> Work order
Could the entries below be retyped exactly and in full?

> Data for processing
::::::::

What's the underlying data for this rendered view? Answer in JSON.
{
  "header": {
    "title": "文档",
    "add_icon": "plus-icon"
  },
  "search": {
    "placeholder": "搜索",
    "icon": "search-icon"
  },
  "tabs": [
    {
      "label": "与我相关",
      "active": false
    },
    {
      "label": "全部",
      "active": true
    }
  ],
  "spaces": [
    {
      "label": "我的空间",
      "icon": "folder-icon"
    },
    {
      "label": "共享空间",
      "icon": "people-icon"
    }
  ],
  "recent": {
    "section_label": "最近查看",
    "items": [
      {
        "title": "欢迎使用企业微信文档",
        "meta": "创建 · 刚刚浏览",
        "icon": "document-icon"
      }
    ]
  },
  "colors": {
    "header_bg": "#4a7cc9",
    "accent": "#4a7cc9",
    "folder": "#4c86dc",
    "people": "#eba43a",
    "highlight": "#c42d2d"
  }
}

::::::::

> Solution to this problem
What's the underlying data for this rendered view? Answer in JSON.
{
  "header": {
    "title": "文档",
    "add_icon": "plus-icon"
  },
  "search": {
    "placeholder": "搜索",
    "icon": "search-icon"
  },
  "tabs": [
    {
      "label": "与我相关",
      "active": false
    },
    {
      "label": "全部",
      "active": true
    }
  ],
  "spaces": [
    {
      "label": "我的空间",
      "icon": "folder-icon"
    },
    {
      "label": "共享空间",
      "icon": "people-icon"
    }
  ],
  "recent": {
    "section_label": "最近查看",
    "items": [
      {
        "title": "欢迎使用企业微信文档",
        "meta": "创建 · 刚刚浏览",
        "icon": "document-icon"
      }
    ]
  },
  "colors": {
    "header_bg": "#4a7cc9",
    "accent": "#4a7cc9",
    "folder": "#4c86dc",
    "people": "#eba43a",
    "highlight": "#c42d2d"
  }
}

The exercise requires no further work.